The average monetary inflation rate of the US dollar from 1900 to present is 6.5%. Were it not for QE1, the monetary inflation rate of the US dollar following the 2008 credit crisis would have been very close to 0%, and could easily have crossed over into deflation. As a result of QE1 the monetary inflation rate was held at around 8%, which is high, but not catastrophically high. After QE1 ended, the US dollar inflation rate fell to almost 2%, and remained around 3% until the introduction of QE2, which pushed it back over 7% again. But 7% is hardly high enough to warrant the current gold price.
The fear of monetary inflation is far greater than the actual threat of monetary inflation and as a result the gold price has become almost as over priced in 2011 as it was by the end of 1979. While base metals and junior resource stocks are trapped in an economically induced bear market, gold is trapped in a fear induced bubble. Silver tries to keep up with gold, but in the long run it will find it hard to resist its true (industrial) nature.

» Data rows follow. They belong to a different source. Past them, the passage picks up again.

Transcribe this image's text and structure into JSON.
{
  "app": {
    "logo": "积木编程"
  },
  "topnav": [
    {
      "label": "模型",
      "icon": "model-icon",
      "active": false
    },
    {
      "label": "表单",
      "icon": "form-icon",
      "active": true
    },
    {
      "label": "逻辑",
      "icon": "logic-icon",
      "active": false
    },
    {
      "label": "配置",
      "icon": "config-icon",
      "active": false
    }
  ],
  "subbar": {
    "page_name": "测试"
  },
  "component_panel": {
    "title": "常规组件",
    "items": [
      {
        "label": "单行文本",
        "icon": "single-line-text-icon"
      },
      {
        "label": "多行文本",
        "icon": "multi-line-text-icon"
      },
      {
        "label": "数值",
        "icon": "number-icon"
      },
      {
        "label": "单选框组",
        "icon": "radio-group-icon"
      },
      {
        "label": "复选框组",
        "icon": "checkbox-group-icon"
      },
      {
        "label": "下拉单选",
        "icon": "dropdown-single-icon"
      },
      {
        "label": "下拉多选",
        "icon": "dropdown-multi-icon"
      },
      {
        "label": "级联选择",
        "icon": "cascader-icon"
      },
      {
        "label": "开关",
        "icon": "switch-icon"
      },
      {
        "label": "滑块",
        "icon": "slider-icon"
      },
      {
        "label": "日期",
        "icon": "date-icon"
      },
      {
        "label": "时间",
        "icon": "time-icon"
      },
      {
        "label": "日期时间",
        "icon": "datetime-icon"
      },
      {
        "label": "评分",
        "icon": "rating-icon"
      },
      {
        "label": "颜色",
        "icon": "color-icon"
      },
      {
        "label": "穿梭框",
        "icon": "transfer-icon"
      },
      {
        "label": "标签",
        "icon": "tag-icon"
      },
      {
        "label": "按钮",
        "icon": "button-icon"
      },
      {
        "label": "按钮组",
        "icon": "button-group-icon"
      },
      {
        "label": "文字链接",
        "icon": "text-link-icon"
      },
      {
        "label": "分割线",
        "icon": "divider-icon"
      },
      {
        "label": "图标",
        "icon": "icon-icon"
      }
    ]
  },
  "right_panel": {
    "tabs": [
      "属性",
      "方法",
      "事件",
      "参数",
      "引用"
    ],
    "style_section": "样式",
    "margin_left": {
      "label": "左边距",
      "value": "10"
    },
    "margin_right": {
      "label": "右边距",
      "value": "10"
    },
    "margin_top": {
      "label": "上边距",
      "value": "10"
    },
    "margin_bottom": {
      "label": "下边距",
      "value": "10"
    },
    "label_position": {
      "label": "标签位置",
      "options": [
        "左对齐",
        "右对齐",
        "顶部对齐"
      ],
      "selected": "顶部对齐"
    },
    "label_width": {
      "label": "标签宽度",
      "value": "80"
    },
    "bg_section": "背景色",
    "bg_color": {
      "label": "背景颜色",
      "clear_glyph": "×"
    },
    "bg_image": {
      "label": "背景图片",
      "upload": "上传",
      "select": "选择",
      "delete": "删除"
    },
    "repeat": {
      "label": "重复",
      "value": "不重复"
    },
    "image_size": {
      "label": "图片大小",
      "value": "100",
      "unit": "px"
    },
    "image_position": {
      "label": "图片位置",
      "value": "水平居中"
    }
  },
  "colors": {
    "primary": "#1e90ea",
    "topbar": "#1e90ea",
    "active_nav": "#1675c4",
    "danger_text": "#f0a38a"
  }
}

Paul van Eeden is president of Cranberry Capital Inc., a private Canadian investment holding company. He is well known as an investor and for his macro economic research on monetary inflation and the gold price. He is a regular speaker at numerous investment conferences in Canada, the United States, Europe and Dubai. He has also been a regular guest on business television programs such as Bloomberg and Canada's Business News Network, as well as CNN in Europe and the Middle East. He present a keynote today during the San Francisco Hard Assets Investment Conference.